Hedgehog Food

Hedgehogs are naturally insectivorous. In the wild, they will eagerly expand their diet to include pretty much anything that is edible. A proper diet should be designed for an insectivorous, which is high in protein and low in fat.


Insectivore/Hedgehog food
Some companies produce food specifically for insectivores (or even specifically for hedgehogs). This food is usually high in protein and low in fat.
Cat food
Some people believe that hedgehogs should be fed food specifically designed for insectivores. Others believe that cat food that is extremely low in fat is better. Low-fat cat food (usually designed for older cats) is commonly available from any store that sells pet food. The protein to fat ratio in the low-fat cat food is very similar to the protein to fat ratio in insectivore food.
Hedgehogs will commonly eat meat. As with all hedgehog food, a high protein/low fat meat is preferred. Popular meats are turkey and salmon.
Hedgehogs are lactose intolerant but, like cats, will eagerly lap up milk and eat cheese. Similar to humans, this causes stomach pains, gas, and diarrhea. A very small amount of dairy products is acceptable as a treat, but it is difficult to know when a little is too much until the hedgehog has eaten too much.
Live insects are a good way to let your hedgehog revert to the wild and hunt its prey. Ensure that the insects are farm-raised (usually available at a pet store). Insects used for bait or found in the wild often contain pesticides which can be harmful (and fatal) to the hedgehog.
Meal worms are a popular treat for hedgehogs, but should be limited as a treat. They are high in fat.
Many hedgehog owners have supplemented their hedgehog's diet with fruit. There is some concern that grapes (and raisins) may cause illness in hedgehogs. Melons have been noted as a popular treat. Keep in mind that fruit is high in sugar. After eating a lot of sugar, the hedgehog will need to burn off the extra energy.
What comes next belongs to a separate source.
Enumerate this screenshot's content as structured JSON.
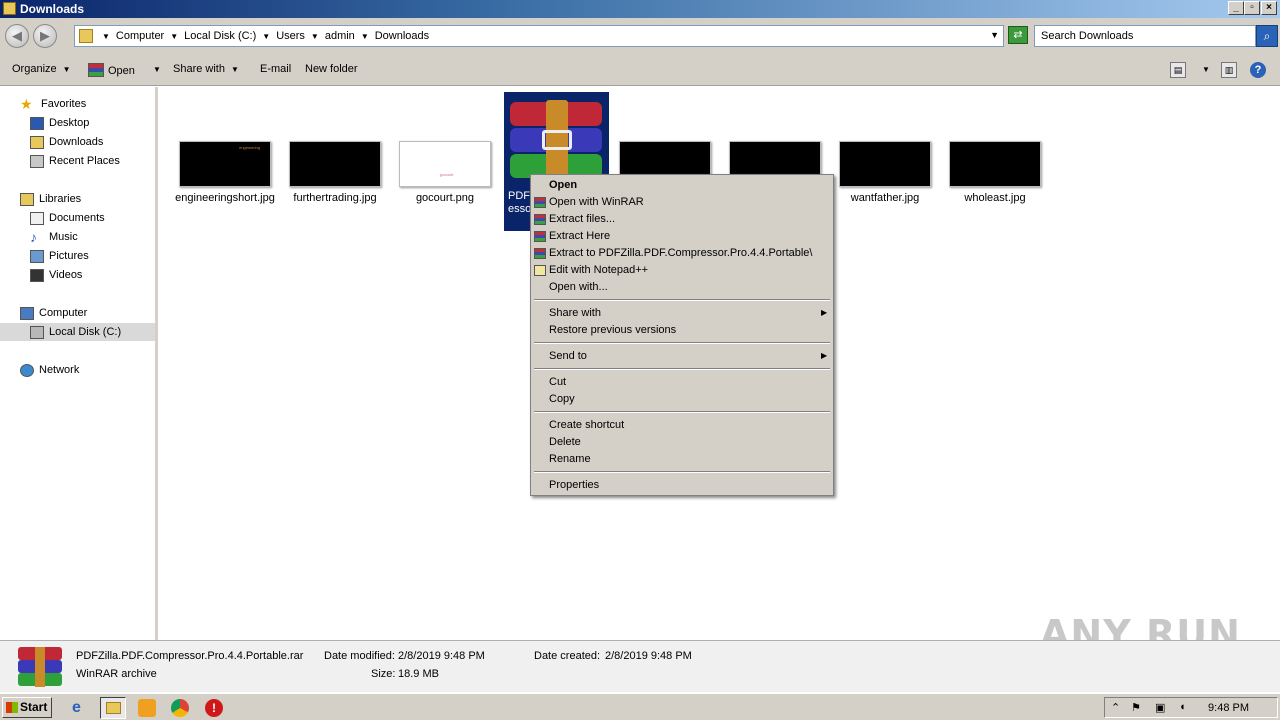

Hedgehogs drink a lot of water. Some will use a water bottle commonly used for hamsters or gerbils. Others prefer to drink from a water dish.

If your hedgehog is resistant to drinking, try placing an ice cube in the water (or on top of the water bottle). Many hedgehogs are attracted to the ice cube and learn that they can drink from the water near it. Once the hedgehog drinks properly, you can omit the ice cube.

Regardless of which form of water receptacle you choose, your hedgehog will require fresh water each day. You may also want to use filtered water. Hedgehogs have a strong sense of smell and may be turned off by strange odors in their water.